“Think about the market in Europe. It is a market where Sony has an 80% share,” he said (via GamesIndustry.biz). “Globally, it is about 70/30. In Japan, it is 96/4.
“These numbers have been remarkably steady for two decades. Even last year, when there were issues with Sony’s supply chain, they came back strong.”
Smith, who said PlayStation outsold Xbox by 69/31 towards the end of 2022, seemingly didn’t provide figures for Microsoft’s biggest market, the United States.
Tuesday’s hearing allowed Microsoft to address the statement of objections it recently received from the EU warning about the possible anti-competitive effects of the $69 billion deal to acquire Activision Blizzard.
Coinciding with the hearing, Microsoft announced that it had signed a “binding 10-year legal agreement” to bring Call of Duty to Nintendo platforms.
The deal will include Activision Blizzard games like Call of Duty should Microsoft’s bid to acquire the World of Warcraft publisher be approved by regulators.
Microsoft recently said it had also offered Sony a 10-year, legally enforceable contract to make each new Call of Duty game available on PlayStation the same day it comes to Xbox.
“We haven’t agreed a deal with Sony, but I hope we will,” Smith told press on Tuesday.
“[Sony] can spend all of its energy trying to block this deal… or it can sit down with us and hammer out an agreement that addresses what it says it’s concerned about, mainly the access to Call of Duty in the future,” he said, according to Verge reporter Tom Warren.
Earlier this month, the UK Competition and Markets Authority said it had provisionally found that the Activision Blizzard acquisition could reduce competition and “result in higher prices, fewer choices, or less innovation for UK gamers”.
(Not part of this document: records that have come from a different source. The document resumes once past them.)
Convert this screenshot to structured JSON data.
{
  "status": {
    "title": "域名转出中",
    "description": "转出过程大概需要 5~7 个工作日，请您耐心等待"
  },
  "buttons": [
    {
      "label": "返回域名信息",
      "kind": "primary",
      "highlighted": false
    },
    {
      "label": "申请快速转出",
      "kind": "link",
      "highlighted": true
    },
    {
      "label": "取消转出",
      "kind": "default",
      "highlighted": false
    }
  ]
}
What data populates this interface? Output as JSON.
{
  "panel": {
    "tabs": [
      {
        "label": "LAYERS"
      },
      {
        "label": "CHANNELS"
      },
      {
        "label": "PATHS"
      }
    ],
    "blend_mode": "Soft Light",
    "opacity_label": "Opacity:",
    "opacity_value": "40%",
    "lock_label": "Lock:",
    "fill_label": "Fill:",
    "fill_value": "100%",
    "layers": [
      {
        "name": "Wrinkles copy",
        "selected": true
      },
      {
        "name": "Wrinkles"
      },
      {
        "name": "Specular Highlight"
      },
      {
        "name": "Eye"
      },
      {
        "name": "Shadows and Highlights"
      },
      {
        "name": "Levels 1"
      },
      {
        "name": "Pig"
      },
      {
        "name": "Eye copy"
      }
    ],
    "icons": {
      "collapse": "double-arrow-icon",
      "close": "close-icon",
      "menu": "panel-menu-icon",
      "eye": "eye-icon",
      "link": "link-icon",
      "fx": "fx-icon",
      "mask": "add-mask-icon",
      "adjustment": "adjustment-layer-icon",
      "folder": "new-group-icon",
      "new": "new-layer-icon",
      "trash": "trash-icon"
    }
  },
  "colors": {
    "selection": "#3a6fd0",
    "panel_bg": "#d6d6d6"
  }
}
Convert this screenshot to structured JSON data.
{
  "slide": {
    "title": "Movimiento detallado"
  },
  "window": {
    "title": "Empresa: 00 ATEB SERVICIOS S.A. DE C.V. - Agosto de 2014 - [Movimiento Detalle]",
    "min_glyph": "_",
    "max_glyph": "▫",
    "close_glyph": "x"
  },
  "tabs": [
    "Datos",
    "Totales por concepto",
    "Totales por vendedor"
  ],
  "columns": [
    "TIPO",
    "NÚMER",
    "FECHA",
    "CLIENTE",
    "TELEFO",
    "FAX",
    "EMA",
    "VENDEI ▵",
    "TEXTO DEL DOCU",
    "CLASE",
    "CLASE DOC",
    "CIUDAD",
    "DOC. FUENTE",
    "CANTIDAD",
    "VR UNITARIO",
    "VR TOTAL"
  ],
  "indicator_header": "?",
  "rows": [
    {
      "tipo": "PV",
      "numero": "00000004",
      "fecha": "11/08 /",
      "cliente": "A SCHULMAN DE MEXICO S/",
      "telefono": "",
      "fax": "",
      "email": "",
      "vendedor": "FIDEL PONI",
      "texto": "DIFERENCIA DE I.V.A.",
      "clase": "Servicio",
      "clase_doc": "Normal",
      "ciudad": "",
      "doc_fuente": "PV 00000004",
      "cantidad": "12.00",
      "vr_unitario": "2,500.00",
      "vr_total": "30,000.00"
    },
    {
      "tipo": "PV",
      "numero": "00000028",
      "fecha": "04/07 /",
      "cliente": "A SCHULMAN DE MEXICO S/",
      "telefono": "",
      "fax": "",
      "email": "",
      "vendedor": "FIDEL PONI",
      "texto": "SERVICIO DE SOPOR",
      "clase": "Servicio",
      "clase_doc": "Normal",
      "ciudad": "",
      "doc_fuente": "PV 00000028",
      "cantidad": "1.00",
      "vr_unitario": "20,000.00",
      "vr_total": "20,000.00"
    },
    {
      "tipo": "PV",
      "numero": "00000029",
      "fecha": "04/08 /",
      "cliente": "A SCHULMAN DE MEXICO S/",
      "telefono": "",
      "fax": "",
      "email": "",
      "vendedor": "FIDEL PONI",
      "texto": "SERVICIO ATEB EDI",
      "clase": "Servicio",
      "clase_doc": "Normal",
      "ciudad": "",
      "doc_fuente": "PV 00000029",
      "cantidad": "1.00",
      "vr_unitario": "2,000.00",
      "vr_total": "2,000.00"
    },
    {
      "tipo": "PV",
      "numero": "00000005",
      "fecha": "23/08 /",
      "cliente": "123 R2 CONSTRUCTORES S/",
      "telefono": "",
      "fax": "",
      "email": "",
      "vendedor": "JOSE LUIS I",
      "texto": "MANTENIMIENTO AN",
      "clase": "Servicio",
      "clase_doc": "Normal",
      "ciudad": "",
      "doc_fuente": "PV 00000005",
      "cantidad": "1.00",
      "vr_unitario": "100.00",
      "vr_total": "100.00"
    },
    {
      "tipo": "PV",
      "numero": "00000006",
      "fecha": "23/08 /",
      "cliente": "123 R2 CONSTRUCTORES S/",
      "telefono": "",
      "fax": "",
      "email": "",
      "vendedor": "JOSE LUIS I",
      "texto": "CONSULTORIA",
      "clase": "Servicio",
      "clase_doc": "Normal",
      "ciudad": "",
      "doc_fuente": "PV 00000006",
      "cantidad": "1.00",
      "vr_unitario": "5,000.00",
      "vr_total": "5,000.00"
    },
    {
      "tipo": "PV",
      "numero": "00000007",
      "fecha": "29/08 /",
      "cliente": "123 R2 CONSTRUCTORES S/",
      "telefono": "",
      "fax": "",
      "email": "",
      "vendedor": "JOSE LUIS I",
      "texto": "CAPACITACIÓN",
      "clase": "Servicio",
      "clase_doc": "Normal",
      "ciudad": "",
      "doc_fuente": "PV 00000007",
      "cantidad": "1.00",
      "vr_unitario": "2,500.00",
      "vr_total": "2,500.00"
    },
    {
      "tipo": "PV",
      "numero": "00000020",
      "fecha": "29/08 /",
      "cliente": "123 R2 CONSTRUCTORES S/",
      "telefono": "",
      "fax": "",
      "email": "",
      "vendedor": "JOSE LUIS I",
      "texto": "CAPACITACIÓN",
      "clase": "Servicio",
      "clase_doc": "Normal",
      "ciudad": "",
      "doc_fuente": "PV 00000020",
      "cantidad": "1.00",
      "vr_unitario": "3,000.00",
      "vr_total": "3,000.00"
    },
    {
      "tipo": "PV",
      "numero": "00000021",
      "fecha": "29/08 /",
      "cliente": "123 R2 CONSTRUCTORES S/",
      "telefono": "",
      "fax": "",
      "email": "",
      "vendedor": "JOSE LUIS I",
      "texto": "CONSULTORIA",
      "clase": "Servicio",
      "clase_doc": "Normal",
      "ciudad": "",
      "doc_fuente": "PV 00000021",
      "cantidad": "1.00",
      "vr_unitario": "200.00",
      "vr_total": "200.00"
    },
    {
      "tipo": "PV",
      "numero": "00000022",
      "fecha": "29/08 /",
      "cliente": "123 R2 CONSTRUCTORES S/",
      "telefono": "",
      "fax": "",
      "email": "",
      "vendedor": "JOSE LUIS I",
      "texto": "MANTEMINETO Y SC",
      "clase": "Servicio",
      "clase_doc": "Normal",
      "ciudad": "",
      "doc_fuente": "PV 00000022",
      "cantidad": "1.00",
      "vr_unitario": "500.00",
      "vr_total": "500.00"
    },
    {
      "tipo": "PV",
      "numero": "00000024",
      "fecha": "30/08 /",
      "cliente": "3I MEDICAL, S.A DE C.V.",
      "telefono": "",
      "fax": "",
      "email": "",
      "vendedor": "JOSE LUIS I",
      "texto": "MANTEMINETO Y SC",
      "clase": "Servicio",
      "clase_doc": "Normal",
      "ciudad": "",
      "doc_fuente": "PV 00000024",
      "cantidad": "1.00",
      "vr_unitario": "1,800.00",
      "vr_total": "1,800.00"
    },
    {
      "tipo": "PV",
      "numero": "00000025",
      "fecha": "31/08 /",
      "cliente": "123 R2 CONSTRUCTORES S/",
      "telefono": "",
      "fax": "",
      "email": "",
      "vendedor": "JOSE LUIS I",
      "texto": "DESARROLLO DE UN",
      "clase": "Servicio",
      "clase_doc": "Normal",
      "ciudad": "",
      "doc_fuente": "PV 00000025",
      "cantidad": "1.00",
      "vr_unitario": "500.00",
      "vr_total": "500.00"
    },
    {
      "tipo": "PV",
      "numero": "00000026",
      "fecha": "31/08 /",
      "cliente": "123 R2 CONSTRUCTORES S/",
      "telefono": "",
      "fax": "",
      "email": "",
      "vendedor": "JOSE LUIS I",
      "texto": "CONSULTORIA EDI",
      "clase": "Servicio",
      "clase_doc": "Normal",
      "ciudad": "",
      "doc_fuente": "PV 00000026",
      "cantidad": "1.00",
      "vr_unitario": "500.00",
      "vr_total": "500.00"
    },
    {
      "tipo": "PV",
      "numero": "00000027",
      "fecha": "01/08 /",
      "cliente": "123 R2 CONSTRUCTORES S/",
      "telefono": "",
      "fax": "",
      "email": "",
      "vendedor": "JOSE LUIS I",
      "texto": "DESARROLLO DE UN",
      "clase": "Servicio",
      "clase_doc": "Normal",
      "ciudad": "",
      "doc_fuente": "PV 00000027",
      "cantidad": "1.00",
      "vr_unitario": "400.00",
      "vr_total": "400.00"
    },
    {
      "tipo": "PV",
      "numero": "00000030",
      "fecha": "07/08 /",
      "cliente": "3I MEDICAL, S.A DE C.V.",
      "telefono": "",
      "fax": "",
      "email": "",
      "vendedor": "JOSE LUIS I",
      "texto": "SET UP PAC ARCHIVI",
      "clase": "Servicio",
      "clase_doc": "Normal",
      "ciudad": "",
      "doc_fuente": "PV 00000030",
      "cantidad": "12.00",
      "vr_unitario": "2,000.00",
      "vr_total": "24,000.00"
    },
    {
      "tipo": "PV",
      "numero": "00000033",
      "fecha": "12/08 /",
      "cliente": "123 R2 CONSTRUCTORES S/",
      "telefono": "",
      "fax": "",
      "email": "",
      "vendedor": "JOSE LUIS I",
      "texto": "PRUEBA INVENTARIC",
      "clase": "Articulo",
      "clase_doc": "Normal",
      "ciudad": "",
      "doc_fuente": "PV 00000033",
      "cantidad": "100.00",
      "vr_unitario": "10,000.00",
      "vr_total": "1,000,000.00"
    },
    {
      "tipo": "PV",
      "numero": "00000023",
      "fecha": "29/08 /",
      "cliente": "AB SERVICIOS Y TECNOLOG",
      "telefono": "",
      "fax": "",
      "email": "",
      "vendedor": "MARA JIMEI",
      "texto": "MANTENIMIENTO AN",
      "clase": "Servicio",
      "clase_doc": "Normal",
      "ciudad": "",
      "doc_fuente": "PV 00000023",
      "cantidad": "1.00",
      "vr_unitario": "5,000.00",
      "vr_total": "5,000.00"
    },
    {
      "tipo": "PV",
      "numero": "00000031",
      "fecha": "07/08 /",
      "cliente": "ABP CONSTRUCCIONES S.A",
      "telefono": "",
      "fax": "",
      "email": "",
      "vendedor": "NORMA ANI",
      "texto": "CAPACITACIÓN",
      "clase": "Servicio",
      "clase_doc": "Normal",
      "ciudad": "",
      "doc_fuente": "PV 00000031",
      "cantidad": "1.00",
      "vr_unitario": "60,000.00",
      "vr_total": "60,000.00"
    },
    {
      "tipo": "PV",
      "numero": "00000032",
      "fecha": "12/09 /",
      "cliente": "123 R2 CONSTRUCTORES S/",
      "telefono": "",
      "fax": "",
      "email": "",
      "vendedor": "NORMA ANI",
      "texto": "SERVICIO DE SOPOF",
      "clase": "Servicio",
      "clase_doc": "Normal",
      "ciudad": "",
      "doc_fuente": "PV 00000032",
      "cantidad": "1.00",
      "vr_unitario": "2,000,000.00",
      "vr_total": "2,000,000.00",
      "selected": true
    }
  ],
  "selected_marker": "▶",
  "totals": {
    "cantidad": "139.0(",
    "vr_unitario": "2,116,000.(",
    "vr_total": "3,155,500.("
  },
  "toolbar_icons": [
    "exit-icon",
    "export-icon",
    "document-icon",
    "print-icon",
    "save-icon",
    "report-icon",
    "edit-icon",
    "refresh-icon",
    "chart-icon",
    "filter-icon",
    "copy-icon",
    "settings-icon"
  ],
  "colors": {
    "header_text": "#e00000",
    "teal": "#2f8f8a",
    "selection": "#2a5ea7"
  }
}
The regulator outlined several potential structural remedies that might help clear a path to it approving the deal, including a “partial divestiture of Activision Blizzard” that could see it selling off the part of the company that deals with Call of Duty, or even the entire Activision business unit.
“We don’t think it’s feasible or realistic to think that one game or one slice of this company can be carved out and separated from the rest,” Smith told reporters on Tuesday, according to Bloomberg.